Strip Mining the Eastern Slopes

...more scars upon the land.  John Denver Rocky Mountain High


The UCP government is encouraging coal strip mining on the eastern slopes of the Rocky Mountains.  They found willing partners in Australian mining companies.  These companies acquired leases in the eastern slopes of the Rockies and lobbied the UCP government to ease restrictions for open pit mining of steel making coal.

An open pit mine

When carrying out changes, the UCP’s tactics are to move quickly, limit public scrutiny and position changes to environmental regulations as ‘cutting red tape’.  They defend this approach by pointing to their election mandate.  But when they decided to support open pit coal mining, they were not following an election commitment. And worse yet, they chose to be as devious as possible.

A Sneaky Government

After four years of discussion during the Lougheed era, a system was put in place that mostly preserved the Rocky Mountains from coal mining.  In some areas of the eastern slopes underground mining was permitted.  And in less sensitive areas open pit mining is accepted.

But on a Friday night before the May long weekend the UCP abolished the policy. It claimed it was redundant.  They said that much better environmental policies are in place today.  That characterisation is flawed. The policy that prevented open pit mountain top mining in areas that were sensitive, was suddenly changed. 
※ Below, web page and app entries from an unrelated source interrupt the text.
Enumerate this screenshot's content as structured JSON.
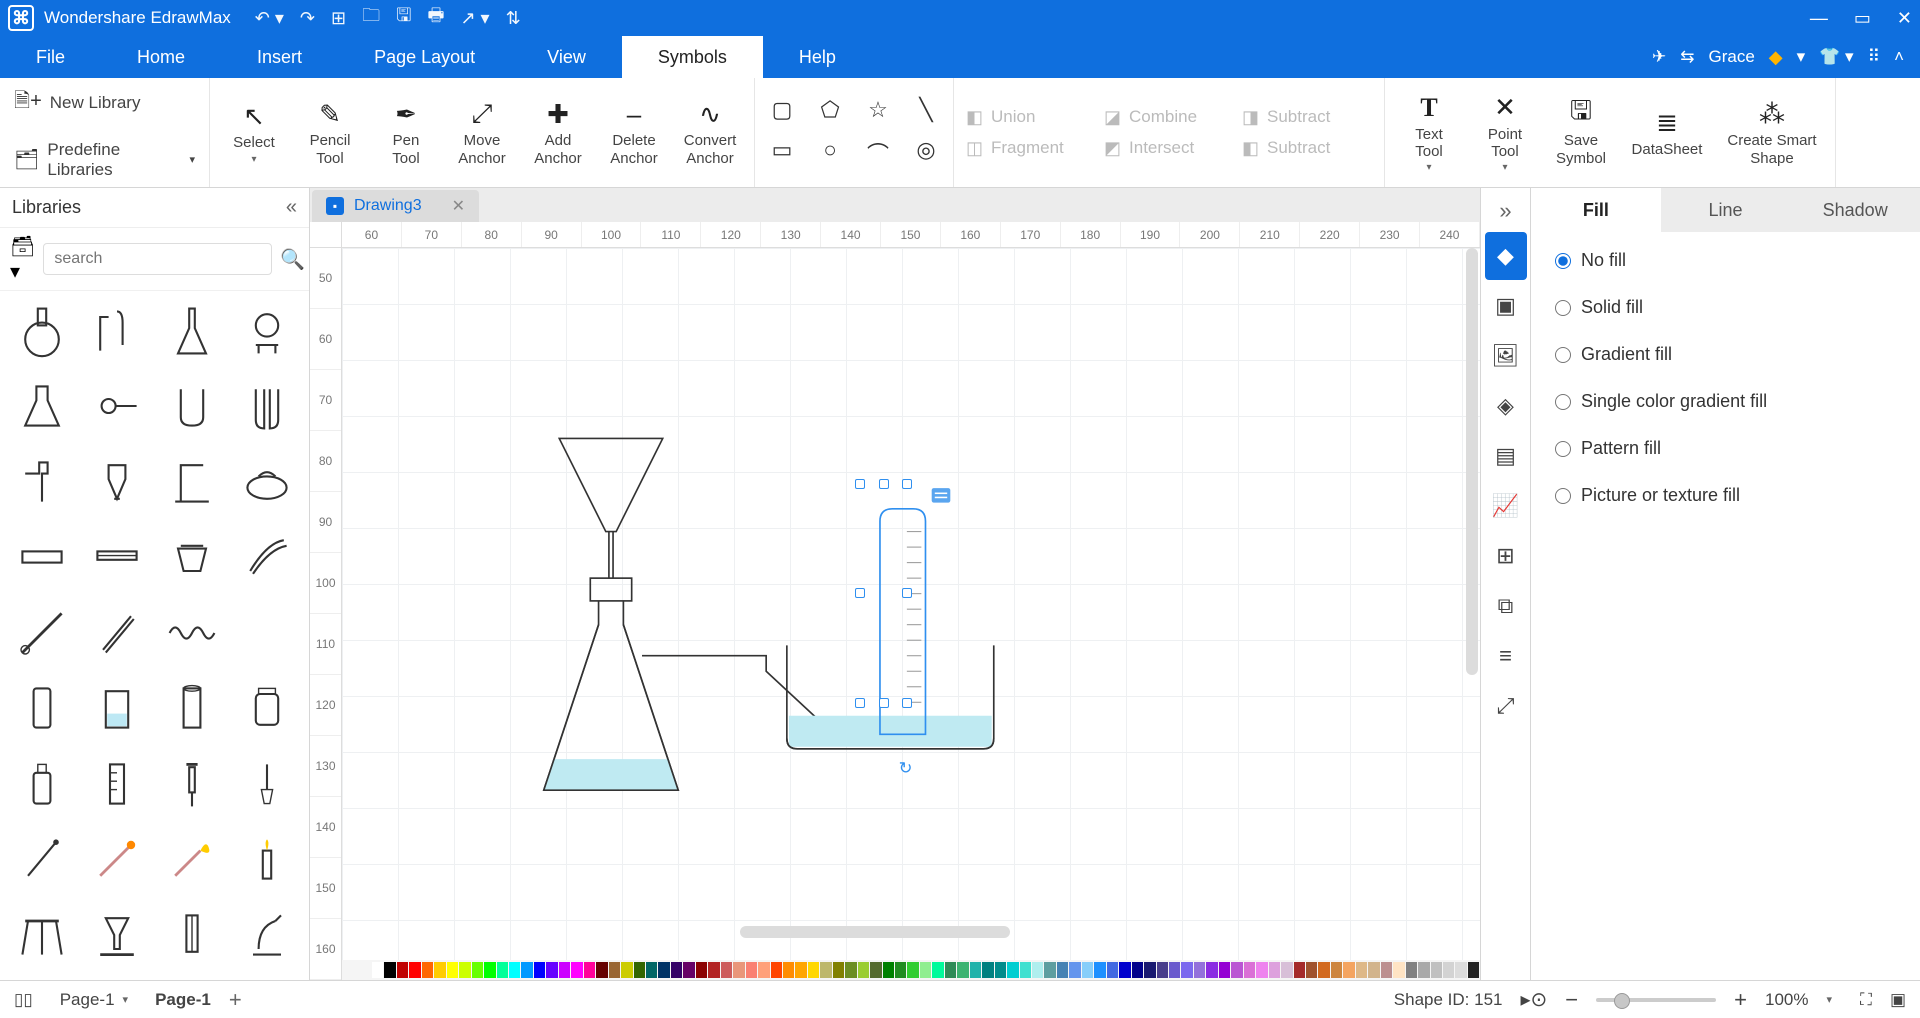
{
  "app": {
    "title": "Wondershare EdrawMax"
  },
  "menus": [
    "File",
    "Home",
    "Insert",
    "Page Layout",
    "View",
    "Symbols",
    "Help"
  ],
  "active_menu": "Symbols",
  "user": {
    "name": "Grace"
  },
  "ribbon": {
    "library_group": {
      "new": "New Library",
      "predef": "Predefine Libraries"
    },
    "tools": [
      {
        "label": "Select",
        "icon": "↖",
        "drop": true
      },
      {
        "label": "Pencil\nTool",
        "icon": "✎"
      },
      {
        "label": "Pen\nTool",
        "icon": "✒"
      },
      {
        "label": "Move\nAnchor",
        "icon": "⤢"
      },
      {
        "label": "Add\nAnchor",
        "icon": "✚"
      },
      {
        "label": "Delete\nAnchor",
        "icon": "‒"
      },
      {
        "label": "Convert\nAnchor",
        "icon": "∿"
      }
    ],
    "shapes_top": [
      "▢",
      "⬠",
      "☆",
      "╲"
    ],
    "shapes_bottom": [
      "▭",
      "○",
      "⌒",
      "◎"
    ],
    "boolean": [
      "Union",
      "Combine",
      "Subtract",
      "Fragment",
      "Intersect",
      "Subtract"
    ],
    "right_tools": [
      {
        "label": "Text\nTool",
        "icon": "T",
        "drop": true
      },
      {
        "label": "Point\nTool",
        "icon": "✕",
        "drop": true
      },
      {
        "label": "Save\nSymbol",
        "icon": "💾"
      },
      {
        "label": "DataSheet",
        "icon": "≣"
      },
      {
        "label": "Create Smart\nShape",
        "icon": "⁂"
      }
    ]
  },
  "libraries": {
    "title": "Libraries",
    "search_placeholder": "search"
  },
  "doctab": {
    "name": "Drawing3"
  },
  "hruler": [
    "60",
    "70",
    "80",
    "90",
    "100",
    "110",
    "120",
    "130",
    "140",
    "150",
    "160",
    "170",
    "180",
    "190",
    "200",
    "210",
    "220",
    "230",
    "240"
  ],
  "vruler": [
    "50",
    "60",
    "70",
    "80",
    "90",
    "100",
    "110",
    "120",
    "130",
    "140",
    "150",
    "160"
  ],
  "palette_colors": [
    "#ffffff",
    "#000000",
    "#c00000",
    "#ff0000",
    "#ff6600",
    "#ffcc00",
    "#ffff00",
    "#ccff00",
    "#66ff00",
    "#00ff00",
    "#00ff99",
    "#00ffff",
    "#0099ff",
    "#0000ff",
    "#6600ff",
    "#cc00ff",
    "#ff00ff",
    "#ff0099",
    "#660000",
    "#996633",
    "#cccc00",
    "#336600",
    "#006666",
    "#003366",
    "#330066",
    "#660066",
    "#8b0000",
    "#b22222",
    "#cd5c5c",
    "#e9967a",
    "#fa8072",
    "#ffa07a",
    "#ff4500",
    "#ff8c00",
    "#ffa500",
    "#ffd700",
    "#bdb76b",
    "#808000",
    "#6b8e23",
    "#9acd32",
    "#556b2f",
    "#008000",
    "#228b22",
    "#32cd32",
    "#90ee90",
    "#00fa9a",
    "#2e8b57",
    "#3cb371",
    "#20b2aa",
    "#008080",
    "#008b8b",
    "#00ced1",
    "#40e0d0",
    "#afeeee",
    "#5f9ea0",
    "#4682b4",
    "#6495ed",
    "#87cefa",
    "#1e90ff",
    "#4169e1",
    "#0000cd",
    "#00008b",
    "#191970",
    "#483d8b",
    "#6a5acd",
    "#7b68ee",
    "#9370db",
    "#8a2be2",
    "#9400d3",
    "#ba55d3",
    "#da70d6",
    "#ee82ee",
    "#dda0dd",
    "#d8bfd8",
    "#a52a2a",
    "#a0522d",
    "#d2691e",
    "#cd853f",
    "#f4a460",
    "#deb887",
    "#d2b48c",
    "#bc8f8f",
    "#ffe4c4",
    "#808080",
    "#a9a9a9",
    "#c0c0c0",
    "#d3d3d3",
    "#dcdcdc",
    "#222222"
  ],
  "right_icons": [
    "▣",
    "◫",
    "🖼",
    "◈",
    "▤",
    "📈",
    "⊞",
    "⧉",
    "≡",
    "⤢"
  ],
  "fill_panel": {
    "tabs": [
      "Fill",
      "Line",
      "Shadow"
    ],
    "active_tab": "Fill",
    "options": [
      "No fill",
      "Solid fill",
      "Gradient fill",
      "Single color gradient fill",
      "Pattern fill",
      "Picture or texture fill"
    ],
    "selected": "No fill"
  },
  "status": {
    "page_select": "Page-1",
    "page_label": "Page-1",
    "shape_id_label": "Shape ID: 151",
    "zoom": "100%"
  }
}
Then the provincial government opened bids on 180,000 hectares (445,000 acres) of previously mostly off-limits areas to strip mining.  140,000 hectares were quickly snapped up by mostly Australian mining companies. That is an area roughly the size of the land mass of Calgary and Edmonton combined. Then the Alberta Energy Regulator leapt into action, permitting hundreds of drill test sites and roads, sometimes with one day turnarounds.  The government further sweetened the offering by reducing royalties to 1%, reducing regulatory approval levels and planning to rework water allocations to benefit the mines.

Perhaps the UCP’s calculation was that the Ralph Klein era could be repeated. Back then there was general public acceptance of the trade-off between oilsands development with its wealth, jobs and prosperity over environmental costs.  

But what was missed in the calculation was:

Rocky Mountain High

  • Albertans identify strongly with Rockies and foothills. It is the playground for many and supports grazing reserves and tourism. So, forever changing a mountain top for export coal and maybe a thousand jobs with a 20-year time horizon seems a bad bargain.
  • The reputation of Alberta’s high regulatory standards is threadbare.  The public is now on the hook to clean up abandoned oil wells and there are oilsands tailing ponds that defy easy reclamation. Furthermore, the regulatory agency took a 22% budget reduction and laid off 200 workers in the past year; so their oversight capacity and ability to examine the cumulative impact of numerous mines is weakened.

Whiskey for Drinking – Water for Fighting 

  • The eastern slopes are the headwaters that supply water for millions of Albertans, along with southern Alberta irrigation farmers and cattle ranchers.  Of particular concern is the heavy metal selenium that gets released from rocks after the overburden is removed.  This can be a hard to remove dangerous pollutant. And it can kill and deform fish, build up slowly in water courses, and impact human health and agriculture. The risk it represents is one of the reasons for the steady drumbeat from more and more municipalities and provincial organizations.


  • As the plan became clearer the UCP were blindsided when some iconic Alberta cowboy singers slammed the plan on social media.  That sparked 100,000 people to sign petitions and groups sprang up to share information and organize. Several First Nations challenged the government about consultation responsibilities on resource development.  All of this led to even more opinion pieces and media exposure.

The UCP government has now found themselves in a mess of their own making.  Their snappy responses are ‘trust the process’ and the ‘old policy was a dead letter’, ‘we need the jobs.’ The Premier is putting up a brave front, but the blitzkrieg approach isn’t going well.

Severely normal Albertans should hope that UCP can pause long enough to produce a coherent and convincing plan for Albertans before they put the public purse at risk by making expensive commercial commitments that we will be forced to unwind.